To date, Szentkuthy’s works have been translated into French, Portuguese, Romanian, Slovakian, and Spanish while excerpts of his work have been translated into Polish, German, and other languages. In September of 2012, we published Marginalia on Casanova, volume 1 of his St. Orpheus Breviary (voted one of the Best Books of the Year by The Guardian in 2013), offering the very first English translation of his work; in September of 2013, we published Towards the One & Only Metaphor. Over the next five years, we will continue to offer further translations of his work, hoping to inaugurate the long awaited renascence of Szentkuthy in the Anglophone world. Other translations to follow include Prae, Chapter on Love, Narcissus’s Mirror, and Black Renaissance, part two of the St. Orpheus Breviary. Our editions of Szentkuthy are translated by Tim Wilkinson, known for his highly regarded renderings of Imre Kertesz and others.
Szentkuthy was the recipient of the Baumgarten Prize (1948), the József Attila Prize (1977), the Kossuth Prize (1984), and many others. In 1975, his translation of Joyce’s Ulysses was given the Europa Award of Excellence. His other translations into Hungarian include Gulliver’s Travels, Oliver Twist, and many other works, including texts by Sir Thomas Browne, Edgar Allen Poe, and Mark Twain. Szentkuthy’s voluminous diary is rumored to be over 200,000 pages and is, he claimed, an instrumental part of his oeuvre, if not his real work. The first part (1927–1947) was finally opened in July of 2013; the second half (1948–1988) will be opened in 2038. It is held by the Petőfi Literary Museum of Budapest.
Szentkuthy is now being translated into Turkish, and excerpts of his work, translated into German, will be featured in Sinn und Form over the coming years.
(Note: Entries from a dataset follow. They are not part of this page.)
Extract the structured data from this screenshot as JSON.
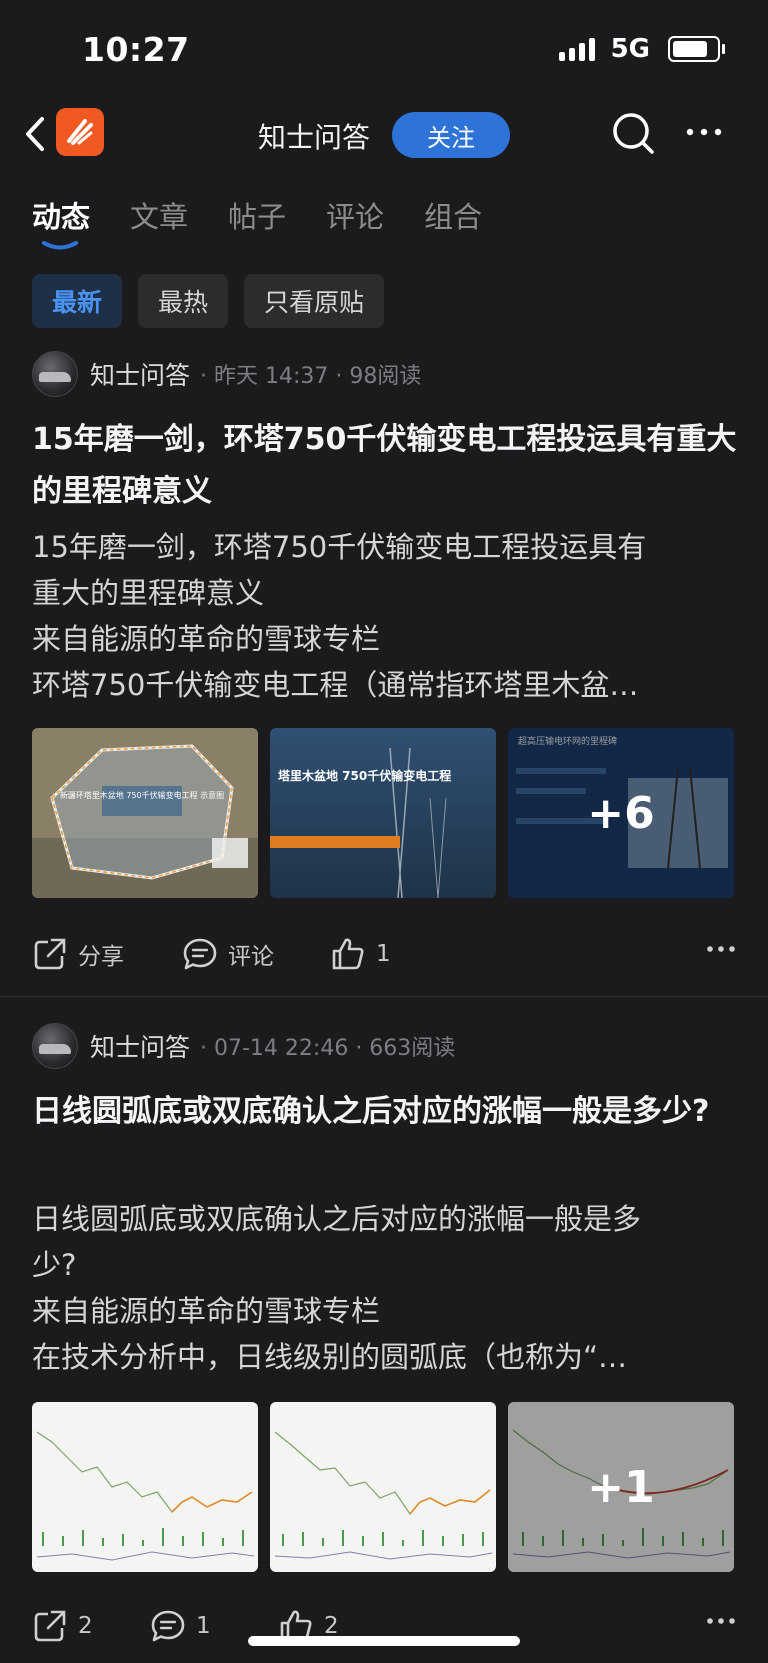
{
  "status": {
    "time": "10:27",
    "network": "5G"
  },
  "nav": {
    "title": "知士问答",
    "follow_label": "关注"
  },
  "tabs": [
    "动态",
    "文章",
    "帖子",
    "评论",
    "组合"
  ],
  "filters": [
    "最新",
    "最热",
    "只看原贴"
  ],
  "posts": [
    {
      "author": "知士问答",
      "meta": "· 昨天 14:37 · 98阅读",
      "title": "15年磨一剑，环塔750千伏输变电工程投运具有重大的里程碑意义",
      "body": [
        "15年磨一剑，环塔750千伏输变电工程投运具有",
        "重大的里程碑意义",
        "来自能源的革命的雪球专栏",
        "环塔750千伏输变电工程（通常指环塔里木盆…"
      ],
      "thumbs": [
        {
          "caption": "新疆环塔里木盆地 750千伏输变电工程 示意图"
        },
        {
          "caption": "塔里木盆地 750千伏输变电工程"
        },
        {
          "caption": "超高压输电环网的里程碑",
          "more": "+6"
        }
      ],
      "share_label": "分享",
      "comment_label": "评论",
      "like_count": "1"
    },
    {
      "author": "知士问答",
      "meta": "· 07-14 22:46 · 663阅读",
      "title": "日线圆弧底或双底确认之后对应的涨幅一般是多少?",
      "body": [
        "日线圆弧底或双底确认之后对应的涨幅一般是多",
        "少?",
        "来自能源的革命的雪球专栏",
        "在技术分析中，日线级别的圆弧底（也称为“…"
      ],
      "thumbs": [
        {
          "caption": ""
        },
        {
          "caption": ""
        },
        {
          "caption": "",
          "more": "+1"
        }
      ],
      "share_count": "2",
      "comment_count": "1",
      "like_count": "2"
    }
  ],
  "colors": {
    "accent": "#2d73d8",
    "logo": "#f05a22",
    "background": "#1b1b1d"
  }
}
His work is also being digitized by Digitális Irodalmi Akadémia.
To read an overview of Szentkuthy’s life and work, see András Nagy’s “Masks Behind Masks: A Portrait of Miklos Szentkuthy,” Berlin Review of Books (March 25, 2013). For an essay on Towards the One & Only Metaphor, see Rainer J. Hanshe’s “To Humanize & Dehumanize: Imitation, True Contrasts, and the Faustian Pact,” Hungarian Literature Online (December 16, 2013). See also the special Hyperion issue on Szentkuthy, which features essays and translations in English, French, Hungarian, and Slovakian.